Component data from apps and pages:

======

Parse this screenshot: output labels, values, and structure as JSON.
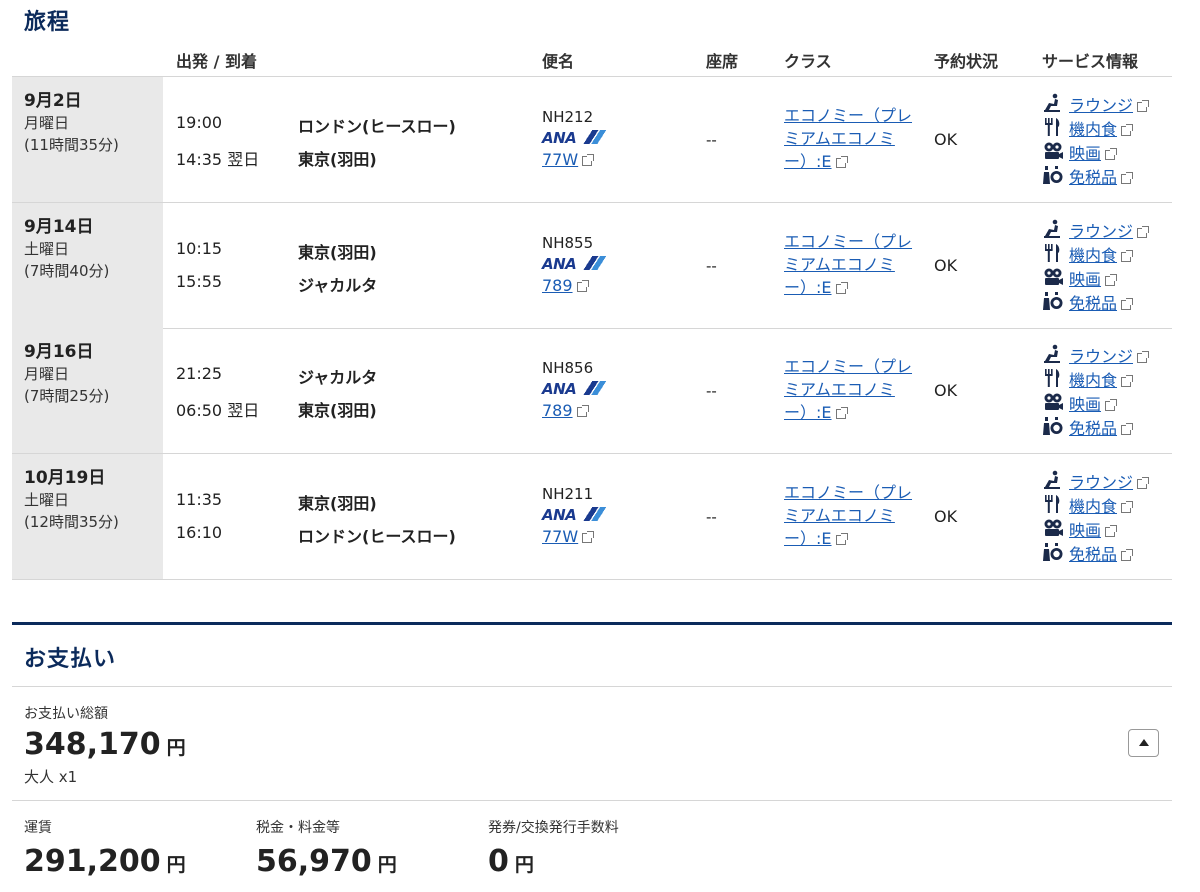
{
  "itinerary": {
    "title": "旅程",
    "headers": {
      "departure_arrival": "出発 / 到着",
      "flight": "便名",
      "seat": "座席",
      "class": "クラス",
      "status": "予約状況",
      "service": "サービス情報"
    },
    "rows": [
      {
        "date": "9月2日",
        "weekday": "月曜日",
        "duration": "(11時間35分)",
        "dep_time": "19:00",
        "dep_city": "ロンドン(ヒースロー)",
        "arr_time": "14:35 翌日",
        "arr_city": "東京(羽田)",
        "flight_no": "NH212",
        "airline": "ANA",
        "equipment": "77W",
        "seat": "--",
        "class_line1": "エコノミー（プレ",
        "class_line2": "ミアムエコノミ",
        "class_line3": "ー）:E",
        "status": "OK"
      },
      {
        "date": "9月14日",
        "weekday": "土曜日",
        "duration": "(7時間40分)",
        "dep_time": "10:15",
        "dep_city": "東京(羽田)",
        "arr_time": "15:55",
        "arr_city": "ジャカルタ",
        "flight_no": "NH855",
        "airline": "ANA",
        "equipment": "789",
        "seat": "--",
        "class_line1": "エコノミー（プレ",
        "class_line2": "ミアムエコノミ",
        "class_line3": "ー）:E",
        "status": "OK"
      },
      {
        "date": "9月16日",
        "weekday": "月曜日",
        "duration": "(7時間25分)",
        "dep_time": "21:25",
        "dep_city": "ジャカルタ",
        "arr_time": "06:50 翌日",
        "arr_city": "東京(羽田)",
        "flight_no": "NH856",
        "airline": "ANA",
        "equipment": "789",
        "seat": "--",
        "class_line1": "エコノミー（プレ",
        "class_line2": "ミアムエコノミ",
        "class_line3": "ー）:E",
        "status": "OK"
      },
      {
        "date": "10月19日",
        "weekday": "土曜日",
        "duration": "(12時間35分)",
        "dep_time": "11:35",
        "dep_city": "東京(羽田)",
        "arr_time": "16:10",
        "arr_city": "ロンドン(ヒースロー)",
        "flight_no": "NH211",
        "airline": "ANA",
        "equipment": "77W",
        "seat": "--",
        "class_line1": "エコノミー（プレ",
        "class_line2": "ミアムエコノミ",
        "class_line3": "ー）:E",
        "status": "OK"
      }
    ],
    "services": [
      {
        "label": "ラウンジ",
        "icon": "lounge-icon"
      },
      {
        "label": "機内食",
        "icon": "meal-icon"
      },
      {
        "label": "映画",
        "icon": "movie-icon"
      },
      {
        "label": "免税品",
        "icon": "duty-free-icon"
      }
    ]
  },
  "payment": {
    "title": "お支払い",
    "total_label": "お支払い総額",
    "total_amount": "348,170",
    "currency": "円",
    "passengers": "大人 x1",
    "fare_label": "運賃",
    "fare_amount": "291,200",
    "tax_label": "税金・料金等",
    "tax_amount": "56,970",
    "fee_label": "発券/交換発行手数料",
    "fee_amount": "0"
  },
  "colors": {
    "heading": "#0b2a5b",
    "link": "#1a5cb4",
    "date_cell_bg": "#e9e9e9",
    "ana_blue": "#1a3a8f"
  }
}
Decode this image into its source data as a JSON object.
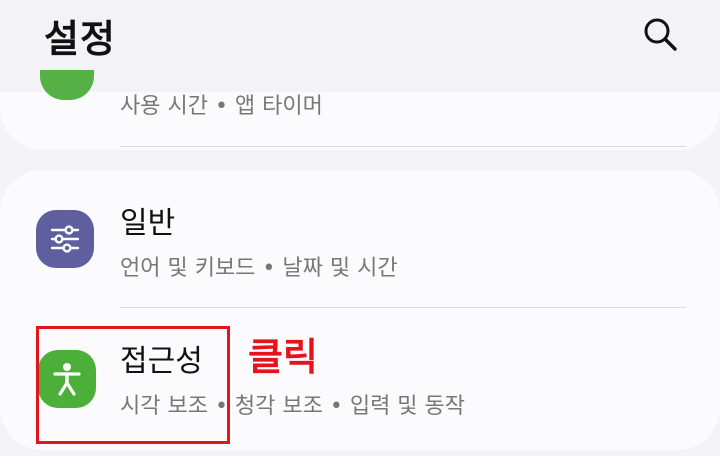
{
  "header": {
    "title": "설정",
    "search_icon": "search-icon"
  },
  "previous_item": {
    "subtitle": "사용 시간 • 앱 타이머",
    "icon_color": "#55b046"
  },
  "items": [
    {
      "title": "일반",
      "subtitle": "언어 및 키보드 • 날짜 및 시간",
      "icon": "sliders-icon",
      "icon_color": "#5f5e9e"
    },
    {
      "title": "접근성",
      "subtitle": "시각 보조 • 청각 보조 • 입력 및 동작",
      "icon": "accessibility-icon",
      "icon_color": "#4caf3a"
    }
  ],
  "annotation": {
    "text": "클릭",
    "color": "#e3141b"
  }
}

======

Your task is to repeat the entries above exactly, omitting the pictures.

## Answer below
Parse this screenshot: output labels, values, and structure as JSON.
{
  "itinerary": {
    "title": "旅程",
    "headers": {
      "departure_arrival": "出発 / 到着",
      "flight": "便名",
      "seat": "座席",
      "class": "クラス",
      "status": "予約状況",
      "service": "サービス情報"
    },
    "rows": [
      {
        "date": "9月2日",
        "weekday": "月曜日",
        "duration": "(11時間35分)",
        "dep_time": "19:00",
        "dep_city": "ロンドン(ヒースロー)",
        "arr_time": "14:35 翌日",
        "arr_city": "東京(羽田)",
        "flight_no": "NH212",
        "airline": "ANA",
        "equipment": "77W",
        "seat": "--",
        "class_line1": "エコノミー（プレ",
        "class_line2": "ミアムエコノミ",
        "class_line3": "ー）:E",
        "status": "OK"
      },
      {
        "date": "9月14日",
        "weekday": "土曜日",
        "duration": "(7時間40分)",
        "dep_time": "10:15",
        "dep_city": "東京(羽田)",
        "arr_time": "15:55",
        "arr_city": "ジャカルタ",
        "flight_no": "NH855",
        "airline": "ANA",
        "equipment": "789",
        "seat": "--",
        "class_line1": "エコノミー（プレ",
        "class_line2": "ミアムエコノミ",
        "class_line3": "ー）:E",
        "status": "OK"
      },
      {
        "date": "9月16日",
        "weekday": "月曜日",
        "duration": "(7時間25分)",
        "dep_time": "21:25",
        "dep_city": "ジャカルタ",
        "arr_time": "06:50 翌日",
        "arr_city": "東京(羽田)",
        "flight_no": "NH856",
        "airline": "ANA",
        "equipment": "789",
        "seat": "--",
        "class_line1": "エコノミー（プレ",
        "class_line2": "ミアムエコノミ",
        "class_line3": "ー）:E",
        "status": "OK"
      },
      {
        "date": "10月19日",
        "weekday": "土曜日",
        "duration": "(12時間35分)",
        "dep_time": "11:35",
        "dep_city": "東京(羽田)",
        "arr_time": "16:10",
        "arr_city": "ロンドン(ヒースロー)",
        "flight_no": "NH211",
        "airline": "ANA",
        "equipment": "77W",
        "seat": "--",
        "class_line1": "エコノミー（プレ",
        "class_line2": "ミアムエコノミ",
        "class_line3": "ー）:E",
        "status": "OK"
      }
    ],
    "services": [
      {
        "label": "ラウンジ",
        "icon": "lounge-icon"
      },
      {
        "label": "機内食",
        "icon": "meal-icon"
      },
      {
        "label": "映画",
        "icon": "movie-icon"
      },
      {
        "label": "免税品",
        "icon": "duty-free-icon"
      }
    ]
  },
  "payment": {
    "title": "お支払い",
    "total_label": "お支払い総額",
    "total_amount": "348,170",
    "currency": "円",
    "passengers": "大人 x1",
    "fare_label": "運賃",
    "fare_amount": "291,200",
    "tax_label": "税金・料金等",
    "tax_amount": "56,970",
    "fee_label": "発券/交換発行手数料",
    "fee_amount": "0"
  },
  "colors": {
    "heading": "#0b2a5b",
    "link": "#1a5cb4",
    "date_cell_bg": "#e9e9e9",
    "ana_blue": "#1a3a8f"
  }
}
Decode this image into its source data as a JSON object.
{
  "header": {
    "title": "설정",
    "search_icon": "search-icon"
  },
  "previous_item": {
    "subtitle": "사용 시간 • 앱 타이머",
    "icon_color": "#55b046"
  },
  "items": [
    {
      "title": "일반",
      "subtitle": "언어 및 키보드 • 날짜 및 시간",
      "icon": "sliders-icon",
      "icon_color": "#5f5e9e"
    },
    {
      "title": "접근성",
      "subtitle": "시각 보조 • 청각 보조 • 입력 및 동작",
      "icon": "accessibility-icon",
      "icon_color": "#4caf3a"
    }
  ],
  "annotation": {
    "text": "클릭",
    "color": "#e3141b"
  }
}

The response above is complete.